[EXERCISE BRIEF] Copy out, from the entries below, each line that holds the string "JSON".

[DATASET CONTENT]
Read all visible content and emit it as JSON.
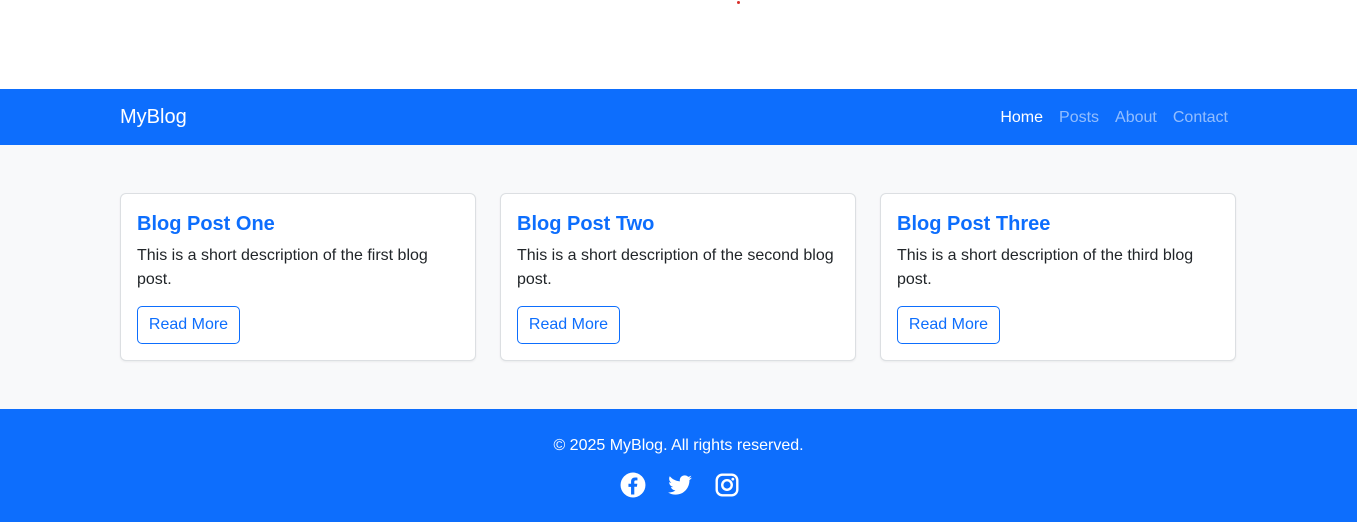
{
  "navbar": {
    "brand": "MyBlog",
    "links": [
      {
        "label": "Home",
        "active": true
      },
      {
        "label": "Posts",
        "active": false
      },
      {
        "label": "About",
        "active": false
      },
      {
        "label": "Contact",
        "active": false
      }
    ]
  },
  "posts": [
    {
      "title": "Blog Post One",
      "description": "This is a short description of the first blog post.",
      "button_label": "Read More"
    },
    {
      "title": "Blog Post Two",
      "description": "This is a short description of the second blog post.",
      "button_label": "Read More"
    },
    {
      "title": "Blog Post Three",
      "description": "This is a short description of the third blog post.",
      "button_label": "Read More"
    }
  ],
  "footer": {
    "copyright": "© 2025 MyBlog. All rights reserved.",
    "social_icons": [
      "facebook-icon",
      "twitter-icon",
      "instagram-icon"
    ]
  },
  "colors": {
    "primary": "#0d6efd",
    "background_light": "#f8f9fa",
    "text": "#212529",
    "nav_muted": "rgba(255,255,255,0.55)"
  }
}
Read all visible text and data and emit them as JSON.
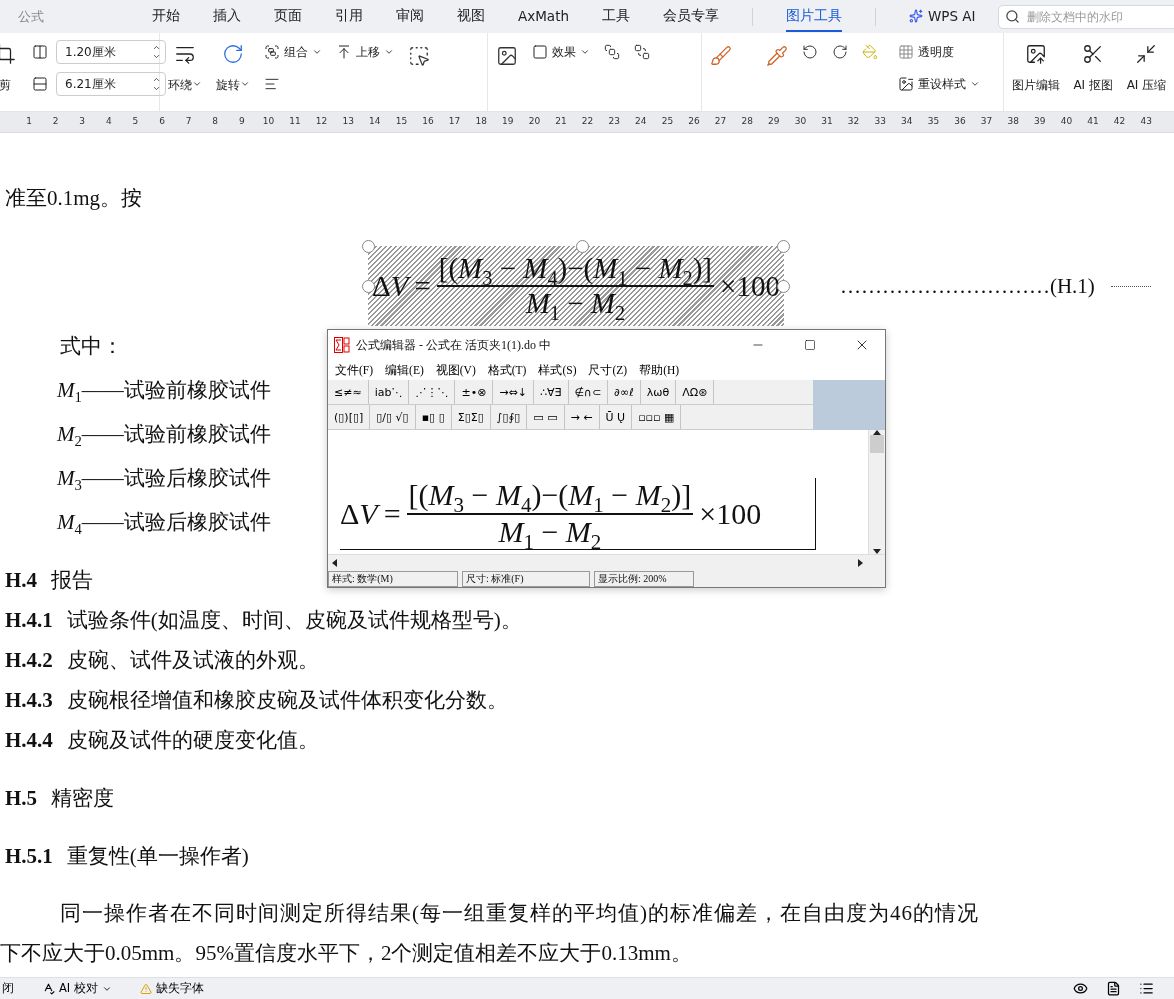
{
  "title_bar": {
    "quick_label": "公式",
    "tabs": [
      {
        "label": "开始",
        "selected": false
      },
      {
        "label": "插入",
        "selected": false
      },
      {
        "label": "页面",
        "selected": false
      },
      {
        "label": "引用",
        "selected": false
      },
      {
        "label": "审阅",
        "selected": false
      },
      {
        "label": "视图",
        "selected": false
      },
      {
        "label": "AxMath",
        "selected": false
      },
      {
        "label": "工具",
        "selected": false
      },
      {
        "label": "会员专享",
        "selected": false
      },
      {
        "label": "图片工具",
        "selected": true
      },
      {
        "label": "WPS AI",
        "selected": false
      }
    ],
    "search": {
      "placeholder": "删除文档中的水印"
    }
  },
  "ribbon": {
    "crop_label": "剪",
    "size_fields": [
      {
        "value": "1.20厘米"
      },
      {
        "value": "6.21厘米"
      }
    ],
    "tools": [
      {
        "label": "环绕"
      },
      {
        "label": "旋转"
      },
      {
        "label": "组合"
      },
      {
        "label": "上移"
      },
      {
        "label": "效果"
      },
      {
        "label": "透明度"
      },
      {
        "label": "重设样式"
      },
      {
        "label": "图片编辑"
      },
      {
        "label": "AI 抠图"
      },
      {
        "label": "AI 压缩"
      }
    ]
  },
  "ruler": {
    "numbers": [
      "1",
      "2",
      "3",
      "4",
      "5",
      "6",
      "7",
      "8",
      "9",
      "10",
      "11",
      "12",
      "13",
      "14",
      "15",
      "16",
      "17",
      "18",
      "19",
      "20",
      "21",
      "22",
      "23",
      "24",
      "25",
      "26",
      "27",
      "28",
      "29",
      "30",
      "31",
      "32",
      "33",
      "34",
      "35",
      "36",
      "37",
      "38",
      "39",
      "40",
      "41",
      "42",
      "43"
    ]
  },
  "document": {
    "blocks": [
      {
        "kind": "line",
        "text": "准至0.1mg。按"
      },
      {
        "kind": "equation",
        "delta": "Δ",
        "variable": "V",
        "sign": "=",
        "numerator": "[(*M*$_{3}$ − *M*$_{4}$)−(*M*$_{1}$ − *M*$_{2}$)]",
        "denominator": "*M*$_{1}$ − *M*$_{2}$",
        "factor": "×100",
        "selected": true,
        "number": "…………………………(H.1)"
      },
      {
        "kind": "label",
        "text": "式中："
      },
      {
        "kind": "symbol",
        "text": "*M*$_{1}$——试验前橡胶试件"
      },
      {
        "kind": "symbol",
        "text": "*M*$_{2}$——试验前橡胶试件"
      },
      {
        "kind": "symbol",
        "text": "*M*$_{3}$——试验后橡胶试件"
      },
      {
        "kind": "symbol",
        "text": "*M*$_{4}$——试验后橡胶试件"
      },
      {
        "kind": "heading",
        "number": "H.4",
        "text": "报告"
      },
      {
        "kind": "item",
        "number": "H.4.1",
        "text": "试验条件(如温度、时间、皮碗及试件规格型号)。"
      },
      {
        "kind": "item",
        "number": "H.4.2",
        "text": "皮碗、试件及试液的外观。"
      },
      {
        "kind": "item",
        "number": "H.4.3",
        "text": "皮碗根径增值和橡胶皮碗及试件体积变化分数。"
      },
      {
        "kind": "item",
        "number": "H.4.4",
        "text": "皮碗及试件的硬度变化值。"
      },
      {
        "kind": "heading",
        "number": "H.5",
        "text": "精密度"
      },
      {
        "kind": "heading",
        "number": "H.5.1",
        "text": "重复性(单一操作者)"
      },
      {
        "kind": "paragraph",
        "lines": [
          "同一操作者在不同时间测定所得结果(每一组重复样的平均值)的标准偏差，在自由度为46的情况",
          "下不应大于0.05mm。95%置信度水平下，2个测定值相差不应大于0.13mm。"
        ]
      }
    ]
  },
  "equation_editor": {
    "title": "公式编辑器 - 公式在 活页夹1(1).do 中",
    "menu": [
      "文件(F)",
      "编辑(E)",
      "视图(V)",
      "格式(T)",
      "样式(S)",
      "尺寸(Z)",
      "帮助(H)"
    ],
    "palette_rows": [
      [
        "≤≠≈",
        "ⅰab⋱",
        "⋰⋮⋱",
        "±•⊗",
        "→⇔↓",
        "∴∀∃",
        "∉∩⊂",
        "∂∞ℓ",
        "λωθ",
        "ΛΩ⊛"
      ],
      [
        "(▯)[▯]",
        "▯∕▯ √▯",
        "▪▯ ▯",
        "Σ▯Σ▯",
        "∫▯∮▯",
        "▭ ▭",
        "→ ←",
        "Ū Ų",
        "▫▫▫ ▦"
      ]
    ],
    "equation": {
      "delta": "Δ",
      "variable": "V",
      "sign": "=",
      "numerator": "[(*M*$_{3}$ − *M*$_{4}$)−(*M*$_{1}$ − *M*$_{2}$)]",
      "denominator": "*M*$_{1}$ − *M*$_{2}$",
      "factor": "×100"
    },
    "status": [
      "样式: 数学(M)",
      "尺寸: 标准(F)",
      "显示比例: 200%"
    ]
  },
  "status_bar": {
    "items": [
      "闭",
      "AI 校对",
      "缺失字体"
    ]
  }
}
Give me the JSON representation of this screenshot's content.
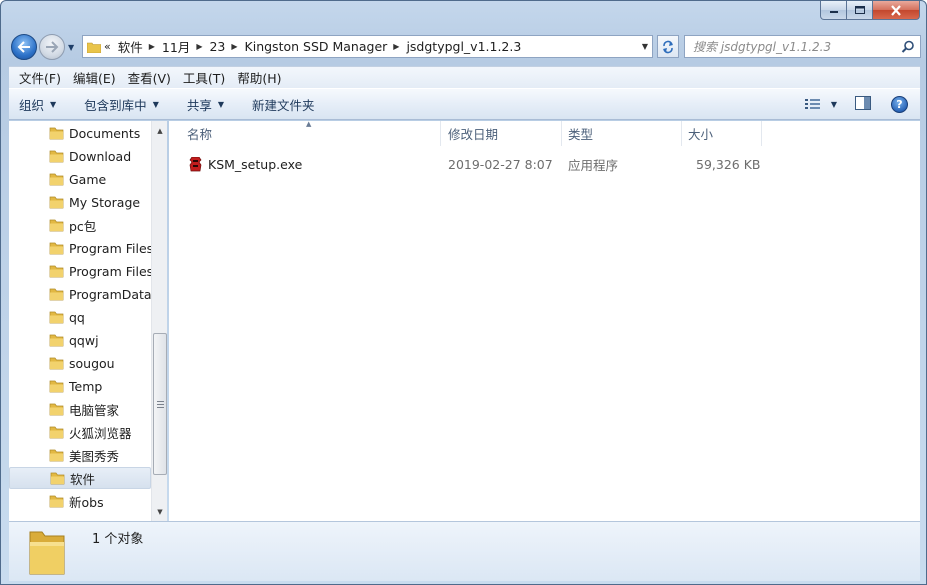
{
  "window": {
    "caption_buttons": [
      "minimize",
      "maximize",
      "close"
    ]
  },
  "nav": {
    "back_icon": "back-arrow-icon",
    "forward_icon": "forward-arrow-icon",
    "overflow": "«",
    "breadcrumbs": [
      "软件",
      "11月",
      "23",
      "Kingston SSD Manager",
      "jsdgtypgl_v1.1.2.3"
    ],
    "search_placeholder": "搜索 jsdgtypgl_v1.1.2.3"
  },
  "menubar": {
    "items": [
      "文件(F)",
      "编辑(E)",
      "查看(V)",
      "工具(T)",
      "帮助(H)"
    ]
  },
  "toolbar": {
    "organize": "组织",
    "include_in_library": "包含到库中",
    "share": "共享",
    "new_folder": "新建文件夹"
  },
  "sidebar": {
    "items": [
      {
        "label": "Documents"
      },
      {
        "label": "Download"
      },
      {
        "label": "Game"
      },
      {
        "label": "My Storage"
      },
      {
        "label": "pc包"
      },
      {
        "label": "Program Files"
      },
      {
        "label": "Program Files"
      },
      {
        "label": "ProgramData"
      },
      {
        "label": "qq"
      },
      {
        "label": "qqwj"
      },
      {
        "label": "sougou"
      },
      {
        "label": "Temp"
      },
      {
        "label": "电脑管家"
      },
      {
        "label": "火狐浏览器"
      },
      {
        "label": "美图秀秀"
      },
      {
        "label": "软件",
        "selected": true
      },
      {
        "label": "新obs"
      }
    ]
  },
  "file_list": {
    "columns": [
      "名称",
      "修改日期",
      "类型",
      "大小"
    ],
    "rows": [
      {
        "name": "KSM_setup.exe",
        "modified": "2019-02-27 8:07",
        "type": "应用程序",
        "size": "59,326 KB"
      }
    ]
  },
  "details": {
    "summary": "1 个对象"
  },
  "colors": {
    "folder": "#e9c44a",
    "accent": "#2e73c9",
    "close": "#c3472d"
  }
}
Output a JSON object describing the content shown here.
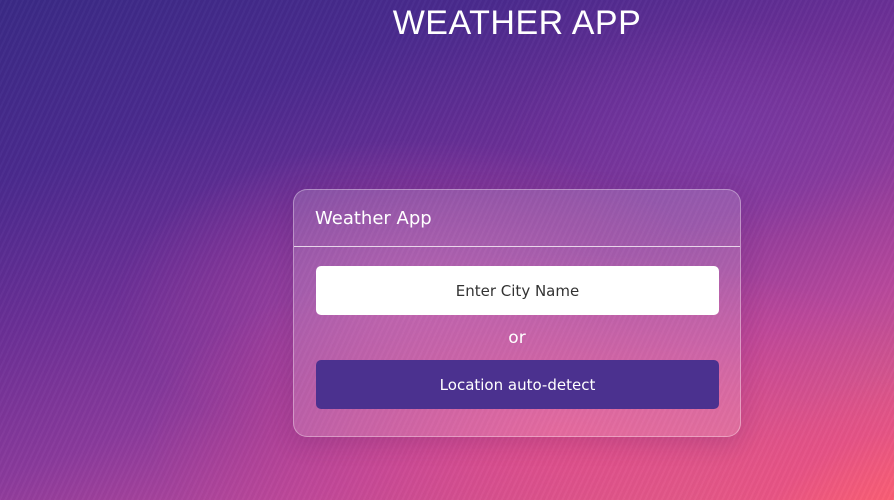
{
  "header": {
    "title": "WEATHER APP"
  },
  "card": {
    "title": "Weather App",
    "city_input": {
      "placeholder": "Enter City Name",
      "value": ""
    },
    "separator_text": "or",
    "detect_button_label": "Location auto-detect"
  },
  "colors": {
    "button_bg": "#4b318f",
    "text": "#ffffff",
    "input_bg": "#ffffff"
  }
}
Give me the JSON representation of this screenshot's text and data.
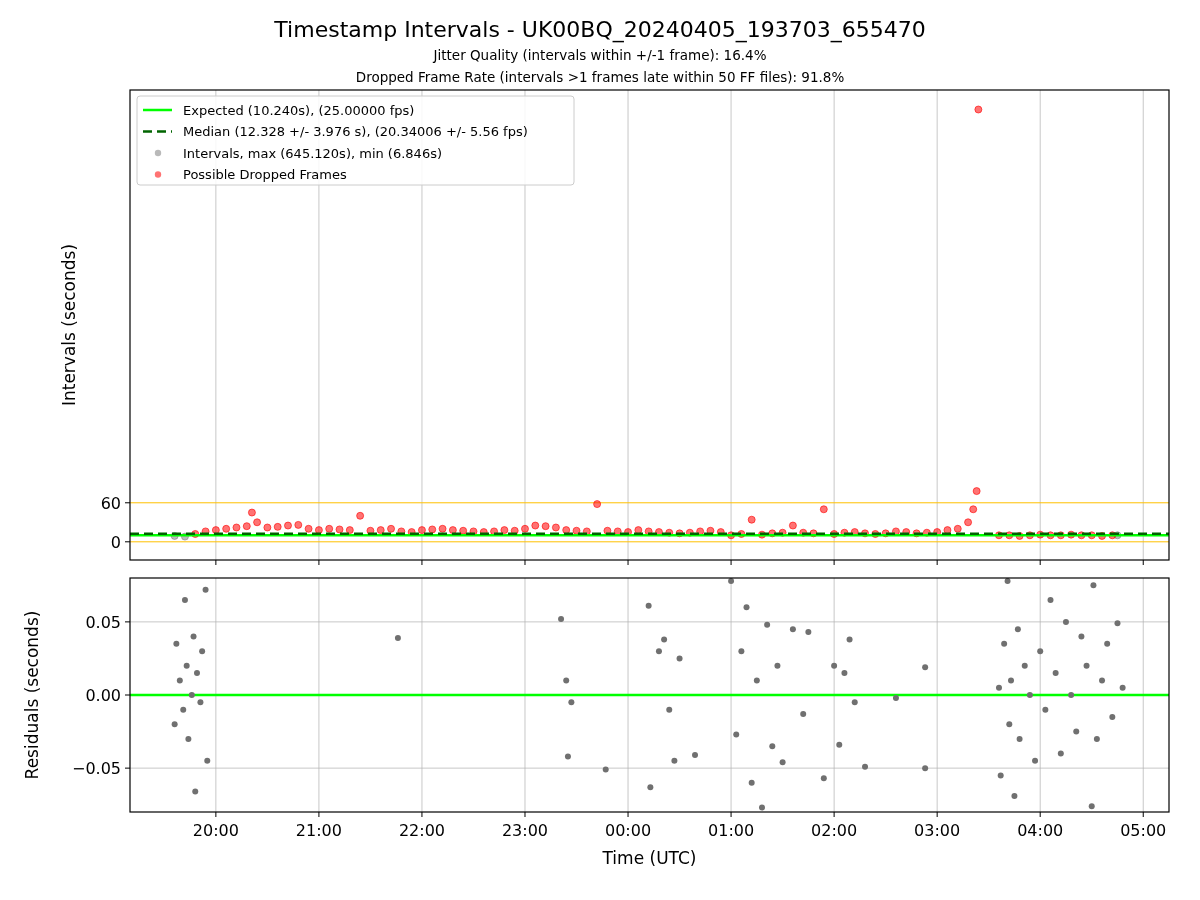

[ANSWER SECTION]
Read all visible content and emit it as JSON.
Read all visible text and data and emit them as JSON.
Give me the JSON representation of this screenshot's content.
Output a JSON object describing the content shown here.
Give me the JSON representation of this screenshot's text and data.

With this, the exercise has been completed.